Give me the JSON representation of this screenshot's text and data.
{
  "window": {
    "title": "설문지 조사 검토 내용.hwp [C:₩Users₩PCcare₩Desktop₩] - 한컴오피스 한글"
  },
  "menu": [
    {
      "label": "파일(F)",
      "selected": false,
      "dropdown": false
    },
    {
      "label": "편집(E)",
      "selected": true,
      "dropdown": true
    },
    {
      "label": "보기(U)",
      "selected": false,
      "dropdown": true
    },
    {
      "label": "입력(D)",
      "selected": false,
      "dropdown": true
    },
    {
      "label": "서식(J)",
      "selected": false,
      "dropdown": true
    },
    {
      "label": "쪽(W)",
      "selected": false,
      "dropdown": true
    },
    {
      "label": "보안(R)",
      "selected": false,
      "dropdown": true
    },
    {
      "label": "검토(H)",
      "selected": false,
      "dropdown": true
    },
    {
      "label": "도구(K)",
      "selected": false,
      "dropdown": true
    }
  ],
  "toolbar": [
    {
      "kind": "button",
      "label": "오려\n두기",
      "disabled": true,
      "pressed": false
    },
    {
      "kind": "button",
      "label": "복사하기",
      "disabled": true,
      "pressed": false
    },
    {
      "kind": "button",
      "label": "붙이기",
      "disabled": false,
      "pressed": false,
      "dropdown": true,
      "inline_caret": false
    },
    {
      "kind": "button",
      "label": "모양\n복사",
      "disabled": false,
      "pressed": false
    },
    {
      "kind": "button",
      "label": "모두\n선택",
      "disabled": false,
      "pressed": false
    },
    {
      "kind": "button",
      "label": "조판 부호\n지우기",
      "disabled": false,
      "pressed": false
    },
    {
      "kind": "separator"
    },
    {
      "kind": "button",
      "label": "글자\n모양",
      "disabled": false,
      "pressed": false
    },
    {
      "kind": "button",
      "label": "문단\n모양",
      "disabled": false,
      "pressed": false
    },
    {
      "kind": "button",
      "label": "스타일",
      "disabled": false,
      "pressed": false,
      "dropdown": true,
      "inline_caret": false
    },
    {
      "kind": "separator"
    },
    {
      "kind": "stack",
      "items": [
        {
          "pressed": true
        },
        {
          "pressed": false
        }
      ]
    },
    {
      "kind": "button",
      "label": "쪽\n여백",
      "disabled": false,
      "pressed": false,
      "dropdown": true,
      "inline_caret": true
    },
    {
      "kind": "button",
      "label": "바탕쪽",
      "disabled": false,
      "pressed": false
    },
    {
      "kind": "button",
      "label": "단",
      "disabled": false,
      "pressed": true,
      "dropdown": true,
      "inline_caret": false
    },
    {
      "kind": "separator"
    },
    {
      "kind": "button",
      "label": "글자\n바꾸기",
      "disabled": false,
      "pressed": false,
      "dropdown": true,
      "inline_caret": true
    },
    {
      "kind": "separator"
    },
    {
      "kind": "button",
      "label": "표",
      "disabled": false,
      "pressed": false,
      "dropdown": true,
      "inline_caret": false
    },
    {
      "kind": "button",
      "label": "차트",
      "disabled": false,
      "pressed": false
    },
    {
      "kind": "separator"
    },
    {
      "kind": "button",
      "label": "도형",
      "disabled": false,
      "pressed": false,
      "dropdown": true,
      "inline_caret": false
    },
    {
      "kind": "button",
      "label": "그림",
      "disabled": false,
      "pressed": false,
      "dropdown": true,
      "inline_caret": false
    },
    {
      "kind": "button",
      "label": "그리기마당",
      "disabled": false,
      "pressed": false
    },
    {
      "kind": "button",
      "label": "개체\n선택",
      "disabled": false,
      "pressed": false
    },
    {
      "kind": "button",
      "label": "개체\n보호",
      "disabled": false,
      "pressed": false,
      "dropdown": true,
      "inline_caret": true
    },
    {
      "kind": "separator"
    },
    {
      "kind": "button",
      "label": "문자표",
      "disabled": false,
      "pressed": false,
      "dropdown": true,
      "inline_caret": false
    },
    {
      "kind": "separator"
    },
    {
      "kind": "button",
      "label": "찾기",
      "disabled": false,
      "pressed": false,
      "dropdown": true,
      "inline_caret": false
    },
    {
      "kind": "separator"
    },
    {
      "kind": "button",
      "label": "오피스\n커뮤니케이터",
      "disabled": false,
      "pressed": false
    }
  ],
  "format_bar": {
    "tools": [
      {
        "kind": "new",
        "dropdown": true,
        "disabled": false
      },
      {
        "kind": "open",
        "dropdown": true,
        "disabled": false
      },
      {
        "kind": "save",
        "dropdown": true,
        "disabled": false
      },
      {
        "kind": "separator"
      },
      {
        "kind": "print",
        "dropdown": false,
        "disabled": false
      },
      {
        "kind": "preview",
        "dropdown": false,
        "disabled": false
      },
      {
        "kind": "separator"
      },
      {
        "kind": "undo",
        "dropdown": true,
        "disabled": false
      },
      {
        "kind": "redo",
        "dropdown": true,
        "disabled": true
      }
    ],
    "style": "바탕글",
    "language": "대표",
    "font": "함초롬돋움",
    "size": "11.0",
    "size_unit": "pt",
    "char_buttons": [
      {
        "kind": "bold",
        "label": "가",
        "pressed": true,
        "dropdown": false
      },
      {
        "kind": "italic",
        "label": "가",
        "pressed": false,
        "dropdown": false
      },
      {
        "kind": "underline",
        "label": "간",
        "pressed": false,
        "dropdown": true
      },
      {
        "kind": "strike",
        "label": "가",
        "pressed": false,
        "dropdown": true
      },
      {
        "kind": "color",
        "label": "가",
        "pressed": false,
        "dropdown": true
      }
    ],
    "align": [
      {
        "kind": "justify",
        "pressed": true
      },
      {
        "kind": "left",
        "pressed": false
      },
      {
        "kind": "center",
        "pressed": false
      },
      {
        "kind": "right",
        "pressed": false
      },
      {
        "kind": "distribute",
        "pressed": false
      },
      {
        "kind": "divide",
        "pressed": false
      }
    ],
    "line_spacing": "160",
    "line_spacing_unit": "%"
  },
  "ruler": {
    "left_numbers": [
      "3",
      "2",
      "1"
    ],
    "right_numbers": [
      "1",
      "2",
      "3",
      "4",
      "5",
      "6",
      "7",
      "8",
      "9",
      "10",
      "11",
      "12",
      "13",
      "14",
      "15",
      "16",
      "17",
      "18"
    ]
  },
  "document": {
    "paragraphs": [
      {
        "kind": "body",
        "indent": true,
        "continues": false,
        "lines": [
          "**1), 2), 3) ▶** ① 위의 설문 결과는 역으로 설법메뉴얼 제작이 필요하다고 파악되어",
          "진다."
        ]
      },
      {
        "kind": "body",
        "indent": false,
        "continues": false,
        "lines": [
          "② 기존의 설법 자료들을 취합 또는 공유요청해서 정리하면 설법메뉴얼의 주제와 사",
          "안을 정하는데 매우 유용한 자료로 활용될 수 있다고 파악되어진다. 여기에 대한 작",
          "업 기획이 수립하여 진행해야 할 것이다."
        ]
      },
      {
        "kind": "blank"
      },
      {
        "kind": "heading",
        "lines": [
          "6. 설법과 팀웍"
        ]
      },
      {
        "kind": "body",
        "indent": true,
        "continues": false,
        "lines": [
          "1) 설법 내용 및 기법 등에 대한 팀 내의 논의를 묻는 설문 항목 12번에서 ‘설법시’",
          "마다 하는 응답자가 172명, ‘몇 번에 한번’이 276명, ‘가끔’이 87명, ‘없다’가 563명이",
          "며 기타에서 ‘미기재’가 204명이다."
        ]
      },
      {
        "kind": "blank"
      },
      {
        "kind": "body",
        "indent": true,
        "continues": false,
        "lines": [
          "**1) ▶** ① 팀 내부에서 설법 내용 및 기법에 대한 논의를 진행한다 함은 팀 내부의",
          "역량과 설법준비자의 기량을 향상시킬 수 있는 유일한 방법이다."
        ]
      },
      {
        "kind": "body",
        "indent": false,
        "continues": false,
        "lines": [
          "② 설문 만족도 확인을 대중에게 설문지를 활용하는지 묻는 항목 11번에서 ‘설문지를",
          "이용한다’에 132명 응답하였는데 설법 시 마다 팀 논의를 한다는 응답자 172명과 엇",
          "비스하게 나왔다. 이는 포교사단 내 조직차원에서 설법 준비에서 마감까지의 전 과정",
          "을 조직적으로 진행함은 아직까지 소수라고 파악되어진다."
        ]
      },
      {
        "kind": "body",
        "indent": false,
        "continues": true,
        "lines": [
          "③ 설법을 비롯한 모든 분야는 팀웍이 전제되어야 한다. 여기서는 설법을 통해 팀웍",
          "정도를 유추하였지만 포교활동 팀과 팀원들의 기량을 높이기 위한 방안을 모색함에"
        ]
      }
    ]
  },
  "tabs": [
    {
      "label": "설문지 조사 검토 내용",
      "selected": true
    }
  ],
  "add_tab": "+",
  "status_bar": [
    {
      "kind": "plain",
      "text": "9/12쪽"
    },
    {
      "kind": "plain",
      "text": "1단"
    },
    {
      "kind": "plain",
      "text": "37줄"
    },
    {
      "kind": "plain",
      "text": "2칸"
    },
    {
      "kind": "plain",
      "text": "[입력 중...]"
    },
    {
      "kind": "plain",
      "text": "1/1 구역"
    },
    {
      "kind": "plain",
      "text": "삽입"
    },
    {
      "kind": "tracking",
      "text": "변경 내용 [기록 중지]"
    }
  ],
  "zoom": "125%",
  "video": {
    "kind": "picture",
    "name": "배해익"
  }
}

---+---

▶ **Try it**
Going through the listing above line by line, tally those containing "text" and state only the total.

▶ **Result**
9